Conducted by Charan Preet Singh, the annual feature draws corporate teams from the likes of ITC, the Tata group, Wipro, TCS, Ernest & Young, HP, Patton, Emami and reigning champs ABP Ltd. Eight three-member teams will make it past the prelims into the finals, to work their way through a quizzical “connection” round, as well as audio and video rounds.
Chandrabindoo: Music across seven seas
Beyond boundaries is where a Bangla band is going this summer. From Calcutta to California, Chandrabindoo is travelling far — if not light — as part of the Banga Sanskriti Sammelan. The seven-man band that has become a favourite fixture on the city stage, has two shows lined up in LA, on July 4 and 5.

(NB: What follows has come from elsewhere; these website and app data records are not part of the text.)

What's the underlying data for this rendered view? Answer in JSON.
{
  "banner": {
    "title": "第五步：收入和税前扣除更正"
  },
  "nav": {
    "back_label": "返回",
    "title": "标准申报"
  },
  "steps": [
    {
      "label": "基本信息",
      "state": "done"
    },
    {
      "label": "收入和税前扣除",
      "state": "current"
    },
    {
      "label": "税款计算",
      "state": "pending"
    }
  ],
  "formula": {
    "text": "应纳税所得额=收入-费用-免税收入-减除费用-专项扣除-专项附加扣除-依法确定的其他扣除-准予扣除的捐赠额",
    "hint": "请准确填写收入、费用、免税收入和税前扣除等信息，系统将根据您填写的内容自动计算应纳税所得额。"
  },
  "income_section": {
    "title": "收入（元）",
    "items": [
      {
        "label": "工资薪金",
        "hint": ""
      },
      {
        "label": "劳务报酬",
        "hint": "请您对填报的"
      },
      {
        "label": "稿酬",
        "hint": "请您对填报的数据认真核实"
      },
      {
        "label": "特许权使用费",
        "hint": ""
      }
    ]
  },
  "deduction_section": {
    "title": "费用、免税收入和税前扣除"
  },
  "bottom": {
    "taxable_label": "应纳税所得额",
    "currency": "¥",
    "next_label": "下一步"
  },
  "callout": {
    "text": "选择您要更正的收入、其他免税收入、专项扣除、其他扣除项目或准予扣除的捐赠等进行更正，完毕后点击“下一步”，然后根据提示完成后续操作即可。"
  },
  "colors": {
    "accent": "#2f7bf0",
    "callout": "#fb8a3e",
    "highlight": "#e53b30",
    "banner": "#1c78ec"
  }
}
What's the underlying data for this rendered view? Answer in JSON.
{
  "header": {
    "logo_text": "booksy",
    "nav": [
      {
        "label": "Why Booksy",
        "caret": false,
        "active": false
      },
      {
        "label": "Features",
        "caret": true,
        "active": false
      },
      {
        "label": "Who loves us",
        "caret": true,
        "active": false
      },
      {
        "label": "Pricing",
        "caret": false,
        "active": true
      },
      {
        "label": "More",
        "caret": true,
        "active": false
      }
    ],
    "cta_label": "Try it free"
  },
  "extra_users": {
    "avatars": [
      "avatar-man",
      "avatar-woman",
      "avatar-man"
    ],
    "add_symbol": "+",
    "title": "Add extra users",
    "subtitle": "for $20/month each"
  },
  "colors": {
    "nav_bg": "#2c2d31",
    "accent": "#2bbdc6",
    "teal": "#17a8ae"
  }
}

“We will be the first Bangla band from Calcutta to perform in the US. Beside the two shows, it has the prospects of a great get-together, with lots of excited feedback from the young Bengali crowd there,” says Anindo Chatterjee, composer and singer, who along with Upal Sengupta (composer, singer), Surajit Mukherjee (composer and lead guitarist), Chandril Bhattacharya (lyricist), Rajshekhar Kundu (percussionist), Drono Acharya (keyboardist) and Arup Poddar (base guitarist) is strumming up a storm for the July jaunt. Both the programmes — one open-air and the other in an auditorium — will feature a set of “around 12 songs” each.
From California, the band will take a weeklong tour of the US of A. For more, log into www.chandrabindoo.com.